Page and application data records
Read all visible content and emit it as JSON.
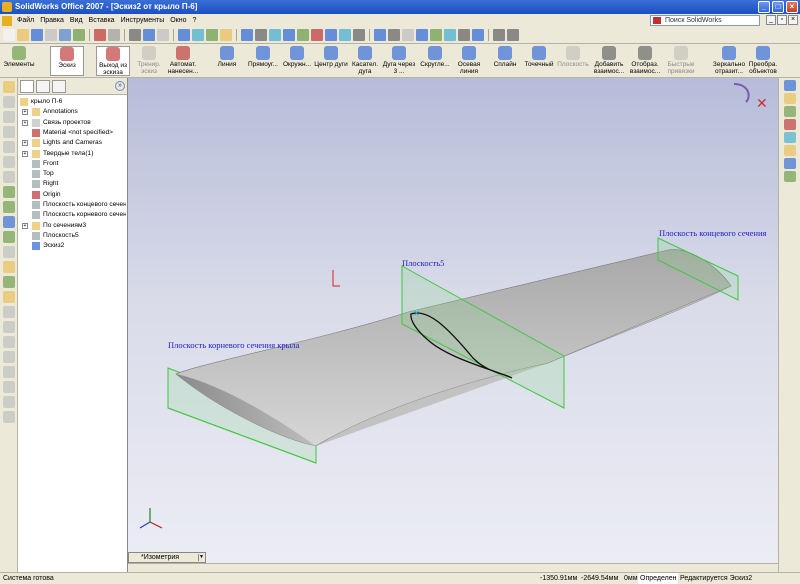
{
  "window": {
    "title": "SolidWorks Office 2007 - [Эскиз2 от крыло П-6]"
  },
  "menu": [
    "Файл",
    "Правка",
    "Вид",
    "Вставка",
    "Инструменты",
    "Окно",
    "?"
  ],
  "search": {
    "placeholder": "Поиск SolidWorks"
  },
  "commands": [
    {
      "label": "Элементы",
      "gray": false
    },
    {
      "label": "Эскиз",
      "gray": false
    },
    {
      "label": "Выход из эскиза",
      "gray": false
    },
    {
      "label": "Тренир. эскиз",
      "gray": true
    },
    {
      "label": "Автомат. нанесен...",
      "gray": false
    },
    {
      "label": "Линия",
      "gray": false
    },
    {
      "label": "Прямоуг...",
      "gray": false
    },
    {
      "label": "Окружн...",
      "gray": false
    },
    {
      "label": "Центр дуги",
      "gray": false
    },
    {
      "label": "Касател. дуга",
      "gray": false
    },
    {
      "label": "Дуга через 3 ...",
      "gray": false
    },
    {
      "label": "Скругле...",
      "gray": false
    },
    {
      "label": "Осевая линия",
      "gray": false
    },
    {
      "label": "Сплайн",
      "gray": false
    },
    {
      "label": "Точечный",
      "gray": false
    },
    {
      "label": "Плоскость",
      "gray": true
    },
    {
      "label": "Добавить взаимос...",
      "gray": false
    },
    {
      "label": "Отобраз. взаимос...",
      "gray": false
    },
    {
      "label": "Быстрые привязки",
      "gray": true
    },
    {
      "label": "Зеркально отразит...",
      "gray": false
    },
    {
      "label": "Преобра. объектов",
      "gray": false
    }
  ],
  "tree": {
    "items": [
      {
        "label": "крыло П-6",
        "indent": 0,
        "exp": "",
        "icon": "part-icon"
      },
      {
        "label": "Annotations",
        "indent": 1,
        "exp": "+",
        "icon": "annotations-icon"
      },
      {
        "label": "Связь проектов",
        "indent": 1,
        "exp": "+",
        "icon": "link-icon"
      },
      {
        "label": "Material <not specified>",
        "indent": 1,
        "exp": "",
        "icon": "material-icon"
      },
      {
        "label": "Lights and Cameras",
        "indent": 1,
        "exp": "+",
        "icon": "lights-icon"
      },
      {
        "label": "Твердые тела(1)",
        "indent": 1,
        "exp": "+",
        "icon": "solid-bodies-icon"
      },
      {
        "label": "Front",
        "indent": 1,
        "exp": "",
        "icon": "plane-icon"
      },
      {
        "label": "Top",
        "indent": 1,
        "exp": "",
        "icon": "plane-icon"
      },
      {
        "label": "Right",
        "indent": 1,
        "exp": "",
        "icon": "plane-icon"
      },
      {
        "label": "Origin",
        "indent": 1,
        "exp": "",
        "icon": "origin-icon"
      },
      {
        "label": "Плоскость концевого сечения",
        "indent": 1,
        "exp": "",
        "icon": "plane-icon"
      },
      {
        "label": "Плоскость корневого сечения",
        "indent": 1,
        "exp": "",
        "icon": "plane-icon"
      },
      {
        "label": "По сечениям3",
        "indent": 1,
        "exp": "+",
        "icon": "loft-icon"
      },
      {
        "label": "Плоскость5",
        "indent": 1,
        "exp": "",
        "icon": "plane-icon"
      },
      {
        "label": "Эскиз2",
        "indent": 1,
        "exp": "",
        "icon": "sketch-icon"
      }
    ]
  },
  "viewport": {
    "labels": {
      "tip": "Плоскость концевого сечения",
      "mid": "Плоскость5",
      "root": "Плоскость корневого сечения крыла"
    },
    "view_orientation": "*Изометрия"
  },
  "status": {
    "left": "Система готова",
    "x": "-1350.91мм",
    "y": "-2649.54мм",
    "z": "0мм",
    "state": "Определен",
    "mode": "Редактируется Эскиз2"
  }
}
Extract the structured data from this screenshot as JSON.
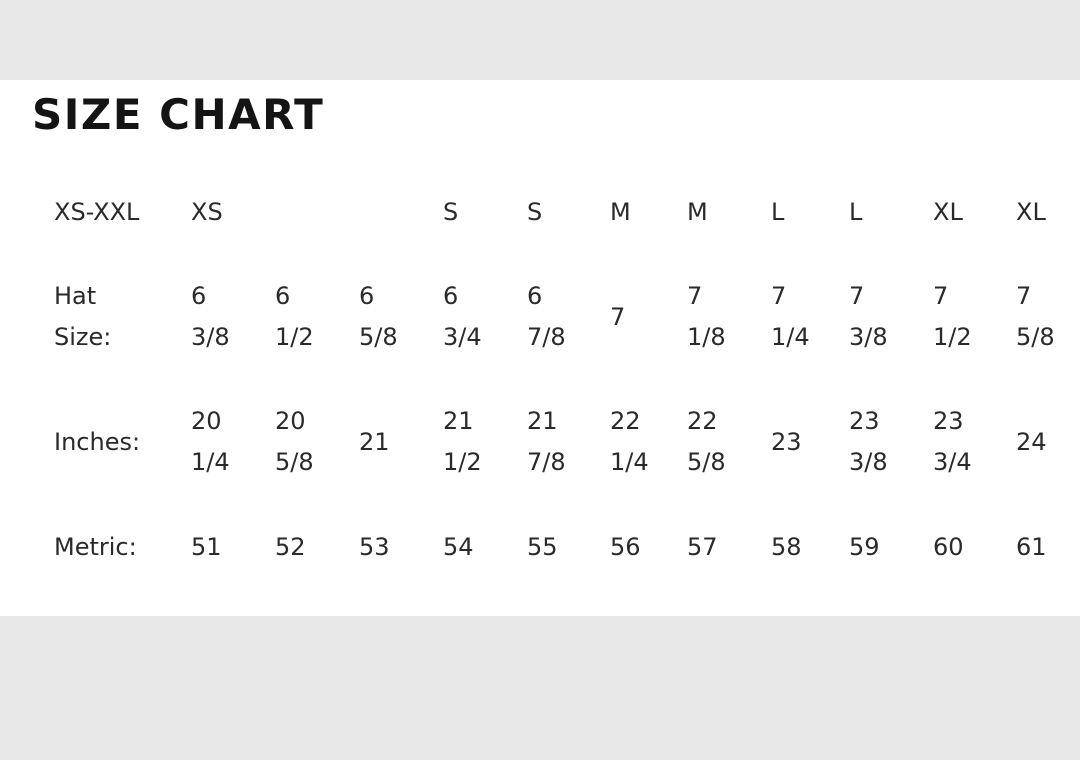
{
  "title": "SIZE CHART",
  "rows": {
    "size": {
      "label": "XS-XXL",
      "values": [
        "XS",
        "",
        "",
        "S",
        "S",
        "M",
        "M",
        "L",
        "L",
        "XL",
        "XL"
      ]
    },
    "hat": {
      "label_line1": "Hat",
      "label_line2": "Size:",
      "values": [
        [
          "6",
          "3/8"
        ],
        [
          "6",
          "1/2"
        ],
        [
          "6",
          "5/8"
        ],
        [
          "6",
          "3/4"
        ],
        [
          "6",
          "7/8"
        ],
        [
          "7"
        ],
        [
          "7",
          "1/8"
        ],
        [
          "7",
          "1/4"
        ],
        [
          "7",
          "3/8"
        ],
        [
          "7",
          "1/2"
        ],
        [
          "7",
          "5/8"
        ]
      ]
    },
    "inches": {
      "label": "Inches:",
      "values": [
        [
          "20",
          "1/4"
        ],
        [
          "20",
          "5/8"
        ],
        [
          "21"
        ],
        [
          "21",
          "1/2"
        ],
        [
          "21",
          "7/8"
        ],
        [
          "22",
          "1/4"
        ],
        [
          "22",
          "5/8"
        ],
        [
          "23"
        ],
        [
          "23",
          "3/8"
        ],
        [
          "23",
          "3/4"
        ],
        [
          "24"
        ]
      ]
    },
    "metric": {
      "label": "Metric:",
      "values": [
        "51",
        "52",
        "53",
        "54",
        "55",
        "56",
        "57",
        "58",
        "59",
        "60",
        "61"
      ]
    }
  }
}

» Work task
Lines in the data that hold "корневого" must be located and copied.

» Response to the task
        "label": "Плоскость корневого сечения",
      "root": "Плоскость корневого сечения крыла"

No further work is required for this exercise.